However (why does there always have to be a ‘however’?!), there are times when wing covert pattern may be unreliable…
… such as when the scapulars cloak the coverts, or when the bird is in heavy moult.
Additionally, although I find the covert pattern reliable in 95% of birds seen in Malaysia, there have been one or two confusing birds which haven’t quite ‘followed the guidelines’!
This Common Snipe’s coverts are rather strongly barred black, more like ‘typical’ Swintail.
At the time I identified this as a Common Snipe on the basis of the wing covert pattern. Ingo Waschkies questioned my id, which I defended stoutly. However, looking at it now, I think Ingo was right; I was mislead by the broad pale buff tips to the wing coverts, and made the schoolboy error of not checking them against other features (which I will mention below).

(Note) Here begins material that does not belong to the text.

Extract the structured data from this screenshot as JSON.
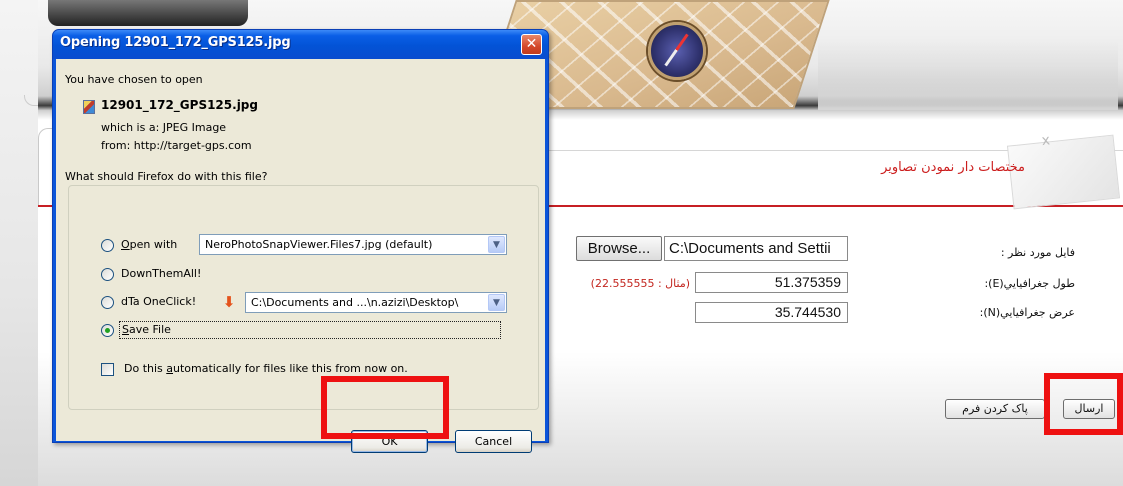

Of all the snipes I’ve been able to age in Malaysia, none have been juveniles, but, if they do occur, I would expect them to have significantly differently-patterned coverts.
So, wing covert pattern is a good starting point, but other factors also need to be considered.
The overall ‘jizz’ of Common Snipe is usually quite distinctive. They are typically slimmer, sleeker-looking birds than Swintails, with a noticeably longer bill, and brighter, richer, more contrasty plumage colouration. The head looks small, and the forehead slope is normally shallow as it leads to the bill, often giving them a ‘snouty’ expression.
The overall richer and more contrasting plumage colour is evident on this Common Snipe compared to the Swintail behind.
Swintail Snipes usually look paler, more buff and with less contrast between dark and light areas.
Consistent with the more contrasty plumage, Common Snipe typically shows a darker cheek line, blacker lateral crown stripes and broader, darker loral line than Swintail.
The pale buff supercilium usually gives the impression of being more ‘bulging’ between the eye and the bill on Swintail than on Common.
The lower row of scapulars on Common Snipe are typically darker-centred than those of Swintail (though there is considerable variation in this feature), and only the outer web of each feather has a pale buff edge.
On Swintail, the lower row of scapulars have extensively chestnut centres and there is a buff edge to both webs of each feather.
With reasonable views, Common Snipe is relatively easy to distinguish from Swintail.
The underwing coverts are mostly white and unbarred, and the axillaries only lightly barred on Common Snipe.
On Swintail, both the axillaries and the underwing coverts are heavily barred. Additionally, the more extensive flank barring makes the white belly patch smaller on Swintail than on Common.
The most obvious feature on the upperwing of Common Snipe is a prominent white trailing edge to the secondaries. The flight feathers are blacker, the wing coverts less contrastingly pale, and the wing shape is sharper, less rounded than that of Swintail Snipe.
Snipe often call in flight, so knowing their calls can be a useful ‘short-cut’ to identifying them. Common utters a relatively low-pitched, grating skaap, markedly distinct from all the calls of Swintail, which, though varied, are all shorter and higher-pitched.
Common Snipe seem to prefer to forage in fresh, still water. Thus they are commonly found in wet paddyfields, but much less commonly in drier pastures, flowing streams or drains.
I haven’t mentioned the shape of the outer tail feathers since it shouldn’t be necessary to wait to see these to confirm the identity of a Common Snipe, unlike the pair I will be attempting to deal with in the next post. If you are curious about them, see this post.
I also have not explicitly mentioned how variable snipes seem to be in almost every way – plumage, size, shape, etc. I’ll talk more about that in the next post, drawing heavily on the British Birds paper by Paul Leader and Geoff Carey.
In the meantime, a puzzler. I’d be interested to know whether you think this is Common or Swintail Snipe, and why. I’m not 100% sure myself.